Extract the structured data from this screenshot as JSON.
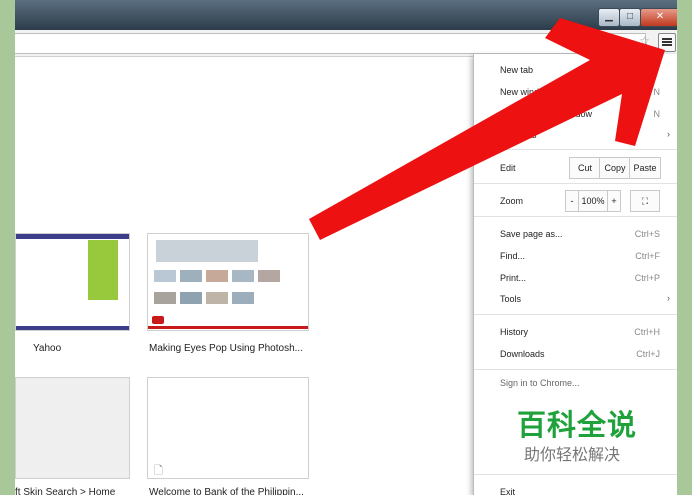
{
  "window": {
    "min_glyph": "▁",
    "max_glyph": "□",
    "close_glyph": "✕"
  },
  "toolbar": {
    "star_glyph": "☆"
  },
  "new_tab_page": {
    "tiles": [
      {
        "caption": "Yahoo"
      },
      {
        "caption": "Making Eyes Pop Using Photosh..."
      },
      {
        "caption": "ft Skin Search > Home"
      },
      {
        "caption": "Welcome to Bank of the Philippin..."
      }
    ]
  },
  "menu": {
    "new_tab": "New tab",
    "new_window": "New window",
    "new_window_sc": "N",
    "incognito_a": "Ne",
    "incognito_b": "window",
    "incognito_sc_a": "Ct",
    "incognito_sc_b": "N",
    "bookmarks": "marks",
    "edit": {
      "label": "Edit",
      "cut": "Cut",
      "copy": "Copy",
      "paste": "Paste"
    },
    "zoom": {
      "label": "Zoom",
      "minus": "-",
      "value": "100%",
      "plus": "+",
      "fullscreen": "⛶"
    },
    "save_page": {
      "label": "Save page as...",
      "shortcut": "Ctrl+S"
    },
    "find": {
      "label": "Find...",
      "shortcut": "Ctrl+F"
    },
    "print": {
      "label": "Print...",
      "shortcut": "Ctrl+P"
    },
    "tools": "Tools",
    "history": {
      "label": "History",
      "shortcut": "Ctrl+H"
    },
    "downloads": {
      "label": "Downloads",
      "shortcut": "Ctrl+J"
    },
    "sign_in": "Sign in to Chrome...",
    "exit": "Exit",
    "submenu_arrow": "›"
  },
  "annotation": {
    "color": "#ee1111"
  },
  "watermark": {
    "title": "百科全说",
    "subtitle": "助你轻松解决"
  }
}
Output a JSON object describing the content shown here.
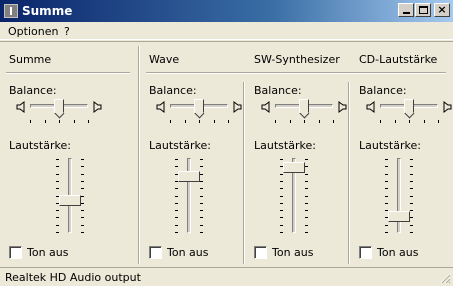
{
  "window": {
    "title": "Summe"
  },
  "menu": {
    "items": [
      "Optionen",
      "?"
    ]
  },
  "panels": [
    {
      "name": "Summe",
      "balance_label": "Balance:",
      "volume_label": "Lautstärke:",
      "mute_label": "Ton aus",
      "mute_checked": false,
      "balance_value": 0.5,
      "volume_value": 0.45
    },
    {
      "name": "Wave",
      "balance_label": "Balance:",
      "volume_label": "Lautstärke:",
      "mute_label": "Ton aus",
      "mute_checked": false,
      "balance_value": 0.5,
      "volume_value": 0.78
    },
    {
      "name": "SW-Synthesizer",
      "balance_label": "Balance:",
      "volume_label": "Lautstärke:",
      "mute_label": "Ton aus",
      "mute_checked": false,
      "balance_value": 0.5,
      "volume_value": 0.92
    },
    {
      "name": "CD-Lautstärke",
      "balance_label": "Balance:",
      "volume_label": "Lautstärke:",
      "mute_label": "Ton aus",
      "mute_checked": false,
      "balance_value": 0.5,
      "volume_value": 0.22
    }
  ],
  "status": {
    "text": "Realtek HD Audio output"
  },
  "colors": {
    "titlebar_start": "#0a246a",
    "titlebar_end": "#a6caf0",
    "background": "#ece9d8"
  }
}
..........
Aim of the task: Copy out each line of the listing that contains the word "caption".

Response area:
        "caption": "Yahoo"
        "caption": "Making Eyes Pop Using Photosh..."
        "caption": "ft Skin Search > Home"
        "caption": "Welcome to Bank of the Philippin..."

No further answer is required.